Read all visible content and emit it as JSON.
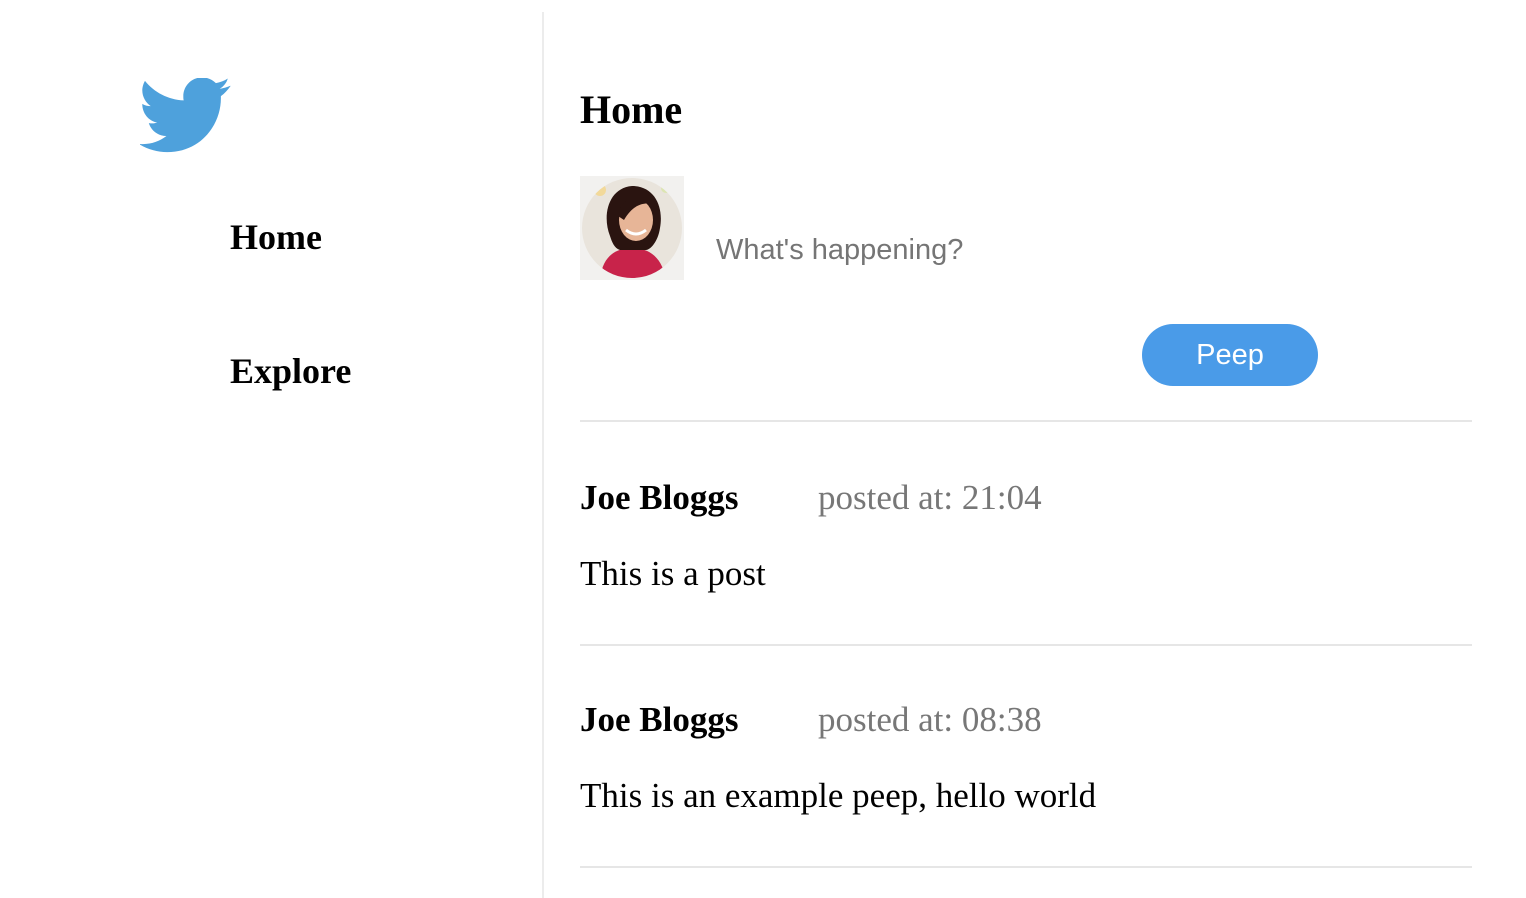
{
  "sidebar": {
    "logo_icon": "twitter-bird-icon",
    "brand_color": "#4ea1dc",
    "nav": [
      {
        "label": "Home"
      },
      {
        "label": "Explore"
      }
    ]
  },
  "main": {
    "title": "Home",
    "composer": {
      "avatar_icon": "user-avatar-photo",
      "placeholder": "What's happening?",
      "value": "",
      "submit_label": "Peep",
      "submit_color": "#4a9be8"
    },
    "posts": [
      {
        "author": "Joe Bloggs",
        "timestamp": "posted at: 21:04",
        "body": "This is a post"
      },
      {
        "author": "Joe Bloggs",
        "timestamp": "posted at: 08:38",
        "body": "This is an example peep, hello world"
      }
    ]
  }
}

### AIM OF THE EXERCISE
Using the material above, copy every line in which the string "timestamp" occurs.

### YOUR RESPONSE
        "timestamp": "posted at: 21:04",
        "timestamp": "posted at: 08:38",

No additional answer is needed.